The Weston Tower, designed by Ptolemy Dean, the Abbey’s Surveyor of the Fabric (Consultant Architect), is outside Poets’ Corner, tucked between the Abbey’s thirteenth century Chapter House and sixteenth century Lady Chapel. The design takes inspiration from a pattern often found in the Abbey: a star shape derived from two rotating squares. Built using a mix of traditional and new materials, the tower is sympathetic to the Abbey’s building style.
The exhibition been designed by MUMA, and tells the story of Westminster Abbey through 300 objects in four themes:

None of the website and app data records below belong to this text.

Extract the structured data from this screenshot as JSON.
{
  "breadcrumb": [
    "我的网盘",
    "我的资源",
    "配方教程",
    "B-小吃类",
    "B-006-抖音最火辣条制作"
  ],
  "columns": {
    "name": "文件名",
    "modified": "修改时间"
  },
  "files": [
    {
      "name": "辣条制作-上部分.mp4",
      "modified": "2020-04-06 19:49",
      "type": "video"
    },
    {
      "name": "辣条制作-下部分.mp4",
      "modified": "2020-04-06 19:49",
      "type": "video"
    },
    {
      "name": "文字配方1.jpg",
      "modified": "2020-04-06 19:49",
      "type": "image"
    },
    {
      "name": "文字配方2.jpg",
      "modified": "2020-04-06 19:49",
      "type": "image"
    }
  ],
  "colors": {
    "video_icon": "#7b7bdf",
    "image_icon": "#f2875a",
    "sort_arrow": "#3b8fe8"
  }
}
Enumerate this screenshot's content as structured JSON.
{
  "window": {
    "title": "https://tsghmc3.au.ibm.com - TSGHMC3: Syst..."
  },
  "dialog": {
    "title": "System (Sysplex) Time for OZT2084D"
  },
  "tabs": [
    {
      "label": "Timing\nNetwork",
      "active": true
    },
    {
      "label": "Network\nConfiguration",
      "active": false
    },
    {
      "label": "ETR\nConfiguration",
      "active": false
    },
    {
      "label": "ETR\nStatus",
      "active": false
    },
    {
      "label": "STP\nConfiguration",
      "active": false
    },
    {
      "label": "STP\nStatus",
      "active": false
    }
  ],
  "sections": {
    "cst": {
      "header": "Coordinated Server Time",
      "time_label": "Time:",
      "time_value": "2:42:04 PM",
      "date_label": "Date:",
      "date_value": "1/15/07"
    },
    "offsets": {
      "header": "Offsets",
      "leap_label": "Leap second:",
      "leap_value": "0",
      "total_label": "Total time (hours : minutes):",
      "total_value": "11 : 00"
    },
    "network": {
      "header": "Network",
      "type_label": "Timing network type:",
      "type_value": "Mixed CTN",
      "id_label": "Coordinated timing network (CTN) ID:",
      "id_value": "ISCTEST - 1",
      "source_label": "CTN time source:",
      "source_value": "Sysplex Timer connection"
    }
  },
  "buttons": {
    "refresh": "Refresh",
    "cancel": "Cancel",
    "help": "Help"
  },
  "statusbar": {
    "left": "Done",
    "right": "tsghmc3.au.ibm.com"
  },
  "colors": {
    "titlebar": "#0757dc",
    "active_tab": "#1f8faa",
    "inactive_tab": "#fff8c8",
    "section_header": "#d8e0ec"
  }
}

Building Westminster Abbey charts the foundations of the first Benedictine monastery in AD 960, through its life as Edward the Confessor’s Church, and the extensive repair programme during Sir Christopher Wren’s role as Surveyor of the Fabric (1698 – 1723). Visitors are able to see for the first time a Column Capital from the cloister of St Edward the Confessor’s Church (around 1100), along with an intricate scale model of Westminster Abbey (1714-16) commissioned by Sir Christopher Wren with a massive central spire which was planned, but never built.
Worship and Daily Life gives insight into the life of a working church with daily worship at its heart. Artefacts demonstrating the long history of worship in the building include The Westminster Retable, (1259 – 69) the oldest surviving altarpiece in England from Henry III’s Abbey, and the Litlyngton Missal, an illuminated 14th century service book made for the Abbey’s high altar.
Westminster Abbey and the Monarchy looks at its special relationship with the Crown. The Abbey, a Royal Peculiar under the direct authority of the Monarch, has been the Coronation church since 1066. Mary II’s Coronation Chair (1689), created for William III and Mary II’s joint coronation (the only joint coronation in English history), is on display as is the marriage licence of The Duke and Duchess of Cambridge (2011).
The Abbey and National Memory shows how Westminster Abbey has developed into a place of commemoration and remembrance. As well as kings and queens, many notable Britons such as Geoffrey Chaucer and Sir Isaac Newton are buried and memorialised here. Since 11 November 1920 the Abbey has also become a particular focus for Remembrance following the burial of the Unknown Warrior. Three early guidebooks, including The Gigantick History of Westminster Abbey, which was designed for children in 1742, reveal the Abbey’s special place in the heart of the nation from a much earlier time.